(Interface dataset entries)
- Opening Delimiter -

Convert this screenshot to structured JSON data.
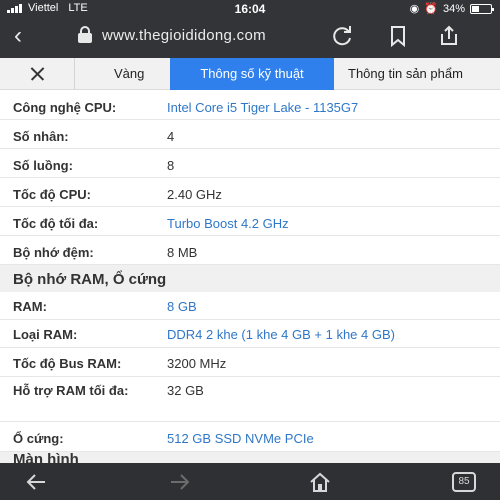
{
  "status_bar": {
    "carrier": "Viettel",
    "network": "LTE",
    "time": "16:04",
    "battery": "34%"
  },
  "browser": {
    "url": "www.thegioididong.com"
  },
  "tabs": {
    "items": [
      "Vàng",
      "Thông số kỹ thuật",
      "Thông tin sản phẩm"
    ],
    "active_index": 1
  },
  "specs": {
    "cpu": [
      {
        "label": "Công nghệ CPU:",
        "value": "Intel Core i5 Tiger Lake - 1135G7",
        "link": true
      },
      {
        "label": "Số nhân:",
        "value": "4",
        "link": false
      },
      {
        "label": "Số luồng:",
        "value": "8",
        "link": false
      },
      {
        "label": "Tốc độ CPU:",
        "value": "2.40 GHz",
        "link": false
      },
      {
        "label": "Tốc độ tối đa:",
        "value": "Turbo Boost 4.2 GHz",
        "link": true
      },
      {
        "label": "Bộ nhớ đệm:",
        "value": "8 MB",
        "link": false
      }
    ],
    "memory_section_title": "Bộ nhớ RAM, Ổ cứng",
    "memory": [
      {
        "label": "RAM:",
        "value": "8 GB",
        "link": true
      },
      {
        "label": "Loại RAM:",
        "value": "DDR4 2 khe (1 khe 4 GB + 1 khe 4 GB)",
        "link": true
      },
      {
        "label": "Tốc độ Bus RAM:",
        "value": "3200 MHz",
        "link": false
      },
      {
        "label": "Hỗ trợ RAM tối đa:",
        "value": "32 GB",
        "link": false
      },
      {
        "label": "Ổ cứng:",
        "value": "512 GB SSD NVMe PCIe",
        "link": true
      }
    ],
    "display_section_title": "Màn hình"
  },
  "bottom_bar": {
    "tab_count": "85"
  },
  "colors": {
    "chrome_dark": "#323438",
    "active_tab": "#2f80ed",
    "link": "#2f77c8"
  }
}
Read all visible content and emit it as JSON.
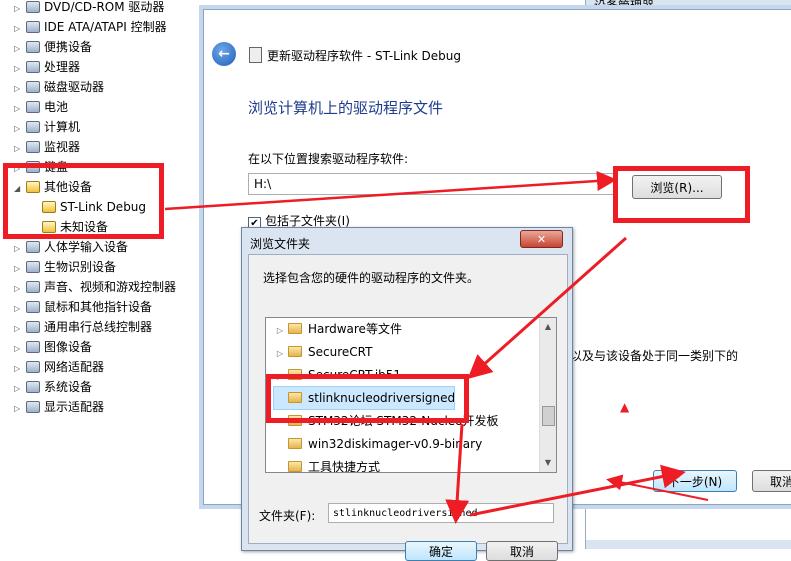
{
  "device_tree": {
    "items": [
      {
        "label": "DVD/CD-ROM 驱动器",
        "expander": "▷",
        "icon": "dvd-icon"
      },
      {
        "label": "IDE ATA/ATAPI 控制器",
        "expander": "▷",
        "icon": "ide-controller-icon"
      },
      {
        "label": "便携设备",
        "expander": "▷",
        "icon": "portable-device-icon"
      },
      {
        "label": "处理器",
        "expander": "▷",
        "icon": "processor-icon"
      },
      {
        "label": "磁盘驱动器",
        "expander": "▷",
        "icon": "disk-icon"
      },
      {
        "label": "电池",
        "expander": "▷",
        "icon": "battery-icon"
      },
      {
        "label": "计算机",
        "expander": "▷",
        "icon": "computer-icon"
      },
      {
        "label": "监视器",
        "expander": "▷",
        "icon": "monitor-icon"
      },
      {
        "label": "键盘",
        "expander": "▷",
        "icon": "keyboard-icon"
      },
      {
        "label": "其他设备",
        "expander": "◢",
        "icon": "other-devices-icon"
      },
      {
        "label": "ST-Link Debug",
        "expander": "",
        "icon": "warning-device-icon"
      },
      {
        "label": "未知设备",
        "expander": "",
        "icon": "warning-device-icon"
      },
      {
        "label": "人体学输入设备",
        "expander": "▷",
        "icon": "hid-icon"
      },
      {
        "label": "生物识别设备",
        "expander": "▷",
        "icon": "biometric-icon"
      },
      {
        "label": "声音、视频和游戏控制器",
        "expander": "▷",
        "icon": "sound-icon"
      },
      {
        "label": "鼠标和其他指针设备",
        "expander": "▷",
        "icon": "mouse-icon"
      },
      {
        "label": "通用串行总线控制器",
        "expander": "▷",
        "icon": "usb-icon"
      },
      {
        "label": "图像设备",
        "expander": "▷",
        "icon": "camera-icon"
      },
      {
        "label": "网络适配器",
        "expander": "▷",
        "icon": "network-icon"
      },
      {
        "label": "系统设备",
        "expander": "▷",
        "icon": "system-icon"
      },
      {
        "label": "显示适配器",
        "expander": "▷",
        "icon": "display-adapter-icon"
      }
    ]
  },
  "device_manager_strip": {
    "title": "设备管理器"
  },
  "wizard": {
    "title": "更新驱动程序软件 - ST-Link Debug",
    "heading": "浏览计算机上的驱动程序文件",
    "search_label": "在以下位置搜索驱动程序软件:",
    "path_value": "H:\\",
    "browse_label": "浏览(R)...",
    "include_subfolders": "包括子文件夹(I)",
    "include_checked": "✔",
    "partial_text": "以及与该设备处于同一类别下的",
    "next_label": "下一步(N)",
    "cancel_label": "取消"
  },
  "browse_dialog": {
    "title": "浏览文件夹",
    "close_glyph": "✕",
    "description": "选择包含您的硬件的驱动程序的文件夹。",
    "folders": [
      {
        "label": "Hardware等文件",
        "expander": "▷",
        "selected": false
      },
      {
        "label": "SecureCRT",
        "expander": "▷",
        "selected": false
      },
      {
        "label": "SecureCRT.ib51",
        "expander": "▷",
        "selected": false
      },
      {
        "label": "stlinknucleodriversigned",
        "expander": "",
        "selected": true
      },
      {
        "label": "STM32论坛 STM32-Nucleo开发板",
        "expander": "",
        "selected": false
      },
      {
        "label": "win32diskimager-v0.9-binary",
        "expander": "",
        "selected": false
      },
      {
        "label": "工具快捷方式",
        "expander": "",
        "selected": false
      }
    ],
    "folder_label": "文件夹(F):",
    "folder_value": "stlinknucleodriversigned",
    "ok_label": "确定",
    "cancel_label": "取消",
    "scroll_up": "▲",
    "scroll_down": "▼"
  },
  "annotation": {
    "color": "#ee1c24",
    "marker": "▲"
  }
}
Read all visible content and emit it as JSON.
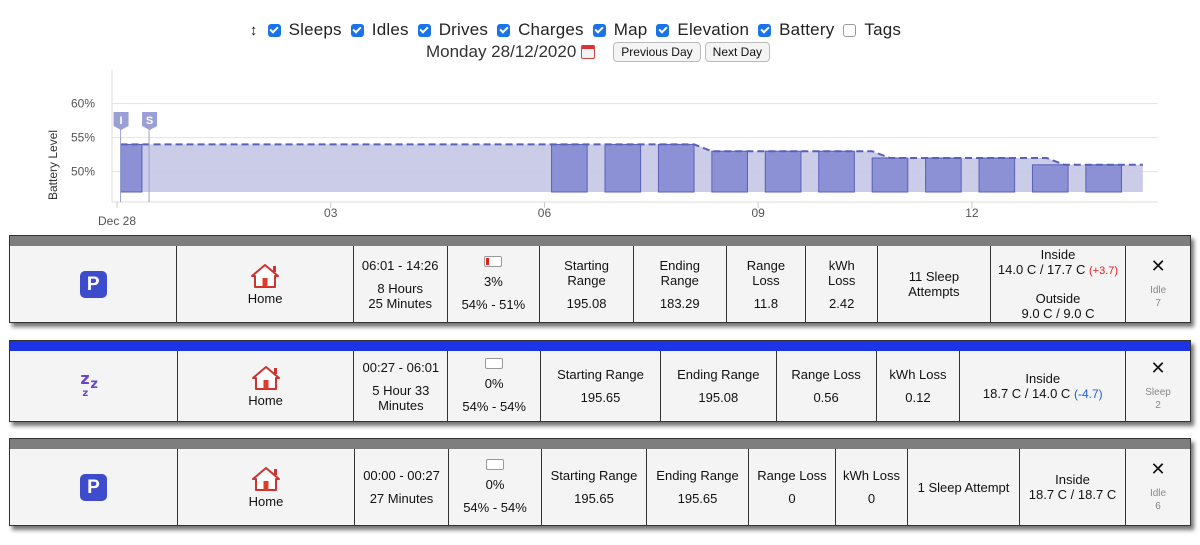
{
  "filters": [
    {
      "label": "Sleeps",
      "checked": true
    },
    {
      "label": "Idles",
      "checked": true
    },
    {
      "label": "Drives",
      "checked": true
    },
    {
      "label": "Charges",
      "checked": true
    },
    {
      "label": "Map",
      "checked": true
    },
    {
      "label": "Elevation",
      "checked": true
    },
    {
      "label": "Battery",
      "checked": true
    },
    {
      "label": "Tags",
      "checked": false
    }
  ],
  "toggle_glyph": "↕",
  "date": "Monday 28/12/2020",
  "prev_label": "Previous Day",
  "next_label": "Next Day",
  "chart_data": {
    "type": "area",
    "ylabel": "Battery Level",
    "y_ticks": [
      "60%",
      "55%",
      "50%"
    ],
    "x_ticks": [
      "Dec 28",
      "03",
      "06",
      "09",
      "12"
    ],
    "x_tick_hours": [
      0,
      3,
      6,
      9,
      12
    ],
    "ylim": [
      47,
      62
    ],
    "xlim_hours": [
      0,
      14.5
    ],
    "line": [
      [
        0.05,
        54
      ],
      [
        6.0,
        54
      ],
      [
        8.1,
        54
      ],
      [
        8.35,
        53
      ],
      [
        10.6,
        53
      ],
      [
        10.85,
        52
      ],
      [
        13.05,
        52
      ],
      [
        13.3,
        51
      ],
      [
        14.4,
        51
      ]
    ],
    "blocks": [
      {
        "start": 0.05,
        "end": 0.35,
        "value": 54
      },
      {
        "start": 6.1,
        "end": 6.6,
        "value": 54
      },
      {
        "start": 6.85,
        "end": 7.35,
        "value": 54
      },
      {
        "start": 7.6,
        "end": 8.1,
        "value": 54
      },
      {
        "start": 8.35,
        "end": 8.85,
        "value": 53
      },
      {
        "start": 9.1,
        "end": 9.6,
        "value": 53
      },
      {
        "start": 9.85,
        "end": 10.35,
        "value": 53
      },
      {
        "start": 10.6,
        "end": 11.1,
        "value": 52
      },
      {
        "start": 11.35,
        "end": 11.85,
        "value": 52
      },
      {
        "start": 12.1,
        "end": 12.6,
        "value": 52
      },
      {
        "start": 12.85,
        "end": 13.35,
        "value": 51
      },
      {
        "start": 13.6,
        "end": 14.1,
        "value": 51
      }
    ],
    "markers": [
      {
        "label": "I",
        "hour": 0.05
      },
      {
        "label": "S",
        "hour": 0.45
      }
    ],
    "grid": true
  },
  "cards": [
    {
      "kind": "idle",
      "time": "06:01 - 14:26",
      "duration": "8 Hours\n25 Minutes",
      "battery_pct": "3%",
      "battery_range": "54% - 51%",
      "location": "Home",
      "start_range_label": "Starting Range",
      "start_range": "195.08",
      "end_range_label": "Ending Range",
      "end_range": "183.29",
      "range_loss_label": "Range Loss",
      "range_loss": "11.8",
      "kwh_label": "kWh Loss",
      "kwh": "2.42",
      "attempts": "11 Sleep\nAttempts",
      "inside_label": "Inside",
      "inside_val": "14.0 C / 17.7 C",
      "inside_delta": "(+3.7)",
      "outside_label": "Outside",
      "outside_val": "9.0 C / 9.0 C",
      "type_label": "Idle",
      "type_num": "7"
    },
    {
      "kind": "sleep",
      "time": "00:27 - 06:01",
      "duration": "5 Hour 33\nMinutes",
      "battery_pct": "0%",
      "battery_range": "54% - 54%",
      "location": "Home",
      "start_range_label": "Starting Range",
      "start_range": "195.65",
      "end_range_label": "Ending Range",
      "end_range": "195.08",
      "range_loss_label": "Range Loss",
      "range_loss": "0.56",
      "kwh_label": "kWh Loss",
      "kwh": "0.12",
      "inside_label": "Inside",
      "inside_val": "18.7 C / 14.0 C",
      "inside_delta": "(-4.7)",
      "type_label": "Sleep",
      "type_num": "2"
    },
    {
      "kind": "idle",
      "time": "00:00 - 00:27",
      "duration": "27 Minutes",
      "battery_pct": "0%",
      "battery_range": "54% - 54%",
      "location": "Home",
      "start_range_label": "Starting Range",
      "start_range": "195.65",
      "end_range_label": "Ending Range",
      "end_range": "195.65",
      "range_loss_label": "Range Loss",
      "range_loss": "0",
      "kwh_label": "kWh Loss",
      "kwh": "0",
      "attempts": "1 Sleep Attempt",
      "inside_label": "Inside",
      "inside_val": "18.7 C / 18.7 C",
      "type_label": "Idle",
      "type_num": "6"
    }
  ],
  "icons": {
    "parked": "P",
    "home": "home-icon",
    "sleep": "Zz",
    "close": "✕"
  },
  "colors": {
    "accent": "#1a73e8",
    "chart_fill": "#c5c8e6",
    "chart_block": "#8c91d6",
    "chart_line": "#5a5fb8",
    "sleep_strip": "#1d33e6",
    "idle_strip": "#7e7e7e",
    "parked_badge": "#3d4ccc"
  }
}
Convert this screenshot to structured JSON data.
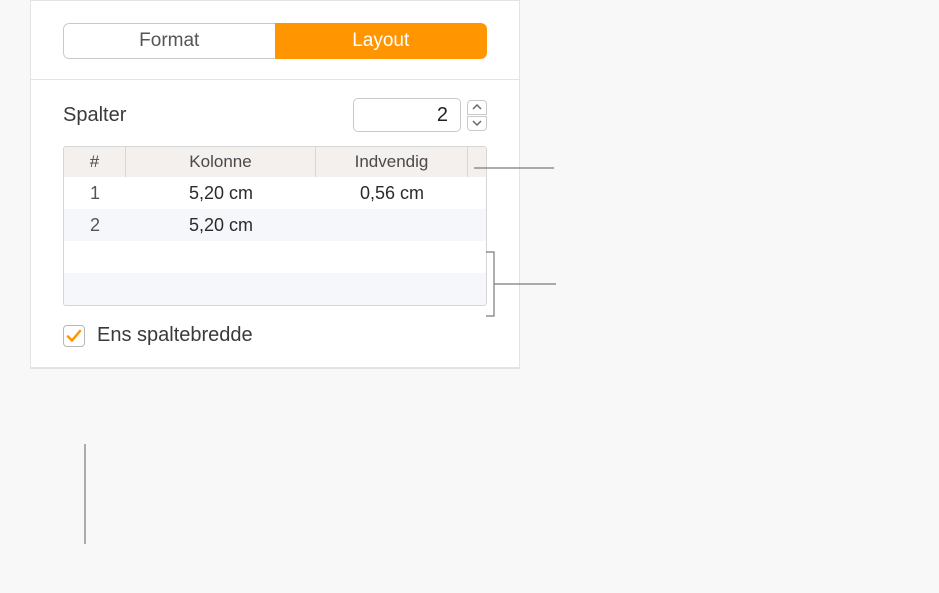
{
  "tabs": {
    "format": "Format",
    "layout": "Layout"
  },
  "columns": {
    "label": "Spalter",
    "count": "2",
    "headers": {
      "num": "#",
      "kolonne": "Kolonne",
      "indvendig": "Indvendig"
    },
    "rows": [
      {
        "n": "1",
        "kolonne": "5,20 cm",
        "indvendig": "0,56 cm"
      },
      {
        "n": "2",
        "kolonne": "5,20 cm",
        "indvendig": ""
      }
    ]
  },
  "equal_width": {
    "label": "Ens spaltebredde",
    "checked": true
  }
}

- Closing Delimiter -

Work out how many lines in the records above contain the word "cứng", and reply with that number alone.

ANSWER TO THIS TASK —
2